Workers also “entered the pandemic in a much weaker state,” Ladd noted, as the conservative government of Doug Ford stripped away many hard-won employment standard protections and rights: support workers and security guards had their right to unionize stripped away; control over scheduling was reduced; and equal-pay-for-equal-work, a $15/hr minimum wage, paid sick days and the ability to challenge being “misclassified as an independent contractor” were all rescinded.
The StatsCan study also stated that the findings were not uniform across the world. While France and the United States showed similar trends as Canada, racialized migrants in Italy “showed no increased risk of poor outcomes compared with their Italian-born counterparts.”
Ladd said the finding is unsurprising given that France and the U.S., like Canada, share similarities when it comes to who it deems a citizen and who is therefore protected. Racism plays a key role in all three, she said, pointing to the “systemic exclusion” of the African communities that have lived in France for generations, which has “relegated them to bad jobs and vulnerability because they don’t have citizenship.”

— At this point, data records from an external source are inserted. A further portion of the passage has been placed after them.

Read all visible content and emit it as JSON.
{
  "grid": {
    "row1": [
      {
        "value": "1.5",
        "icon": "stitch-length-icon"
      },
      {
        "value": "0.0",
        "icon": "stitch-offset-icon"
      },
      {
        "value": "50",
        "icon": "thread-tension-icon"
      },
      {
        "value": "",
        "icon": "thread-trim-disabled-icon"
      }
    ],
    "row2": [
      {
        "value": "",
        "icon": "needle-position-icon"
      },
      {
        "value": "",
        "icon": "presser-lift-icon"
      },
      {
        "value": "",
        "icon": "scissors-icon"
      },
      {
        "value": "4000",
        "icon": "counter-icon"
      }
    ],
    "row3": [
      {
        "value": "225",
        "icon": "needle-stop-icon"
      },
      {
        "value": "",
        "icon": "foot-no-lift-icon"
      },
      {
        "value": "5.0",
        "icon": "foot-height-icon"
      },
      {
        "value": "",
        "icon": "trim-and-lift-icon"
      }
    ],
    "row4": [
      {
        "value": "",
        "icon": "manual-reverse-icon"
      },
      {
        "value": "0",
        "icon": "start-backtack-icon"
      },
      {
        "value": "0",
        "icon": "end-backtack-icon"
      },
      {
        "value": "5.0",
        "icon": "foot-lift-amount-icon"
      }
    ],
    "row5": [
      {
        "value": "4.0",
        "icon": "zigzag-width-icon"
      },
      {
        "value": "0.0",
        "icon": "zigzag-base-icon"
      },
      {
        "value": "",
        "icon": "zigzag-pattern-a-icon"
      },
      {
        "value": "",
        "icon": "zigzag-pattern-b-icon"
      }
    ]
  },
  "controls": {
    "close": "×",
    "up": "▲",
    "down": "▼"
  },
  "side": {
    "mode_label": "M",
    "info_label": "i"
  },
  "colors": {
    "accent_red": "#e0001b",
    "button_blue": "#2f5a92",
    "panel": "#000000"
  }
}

Dr. Brar says it’s imperative for policy makers to realize these connections precisely to prevent disease and outbreaks in the future – especially in a country like Canada, so “heavily reliant on new immigrants” to “run the economy.”
“Labour is a key determinant of health (but) often unrecognized” as such, she says, “even in our medical schools.”
Addressing the StatsCan study’s finding that new immigrants “are more likely to live in overcrowded dwellings or multigenerational households” – which has contributed to the spread of the pandemic – Dr. Brar pointed to three institutionalized barriers that are largely responsible for this rather than cultural norms. Lack of affordable childcare, lack of affordable housing and a broken long-term care system “not set up for immigrant seniors” who often have language barriers, are some of the main reasons many new immigrants cram into unsafe living spaces together, she says.
“I know families where they would love to not live in a crowded multigenerational home, but there’s really no other option for them,” she says, adding that the term “multigenerational home” itself is a “subjective term that it’s thrown around a lot.”
“But I don’t think people understand how multifaceted it is,” she explained. “When you talk about a multigenerational home, you just make it sound like it’s a purely cultural phenomenon, whereas I think it’s more (of a) socio-economic phenomenon.”
“I think it’s a privilege (that) some people can speak up and advocate for themselves, whereas these workers’…lives were literally being put second to the economy,” the Brampton physician says.
Dr. Brar’s “advocacy” has therefore focused on making these links visible to policy makers long before the pandemic by pushing for the collection of race-based health data, something she says would help prevent diseases like cancer and diabetes, rather than merely react to them – which can’t be done “if we don’t measure it.”
“It’s not like disease ends with the pandemic,” she says. “These were problems that were there before. These are problems that are going to stay there…So, it’s really important that we keep bringing up these issues and keep collecting (race-based) data to achieve equitable health outcomes.”
Fernando Arce is a Toronto-based independent journalist originally from Ecuador. He is a co-founder and editor of The Grind, a free local news and arts print publication, as well as an NCM-CAJ member and mentor. He writes in English and Spanish, and has reported from various locations across Canada, Ecuador and Venezuela. While his work in journalism is dedicated to democratizing information and making it accessible across the board, he spends most of his free time hiking with his three huskies: Aquiles, Picasso and Iris. He has a BA in Political Science from York University and an MA in Journalism from Western University.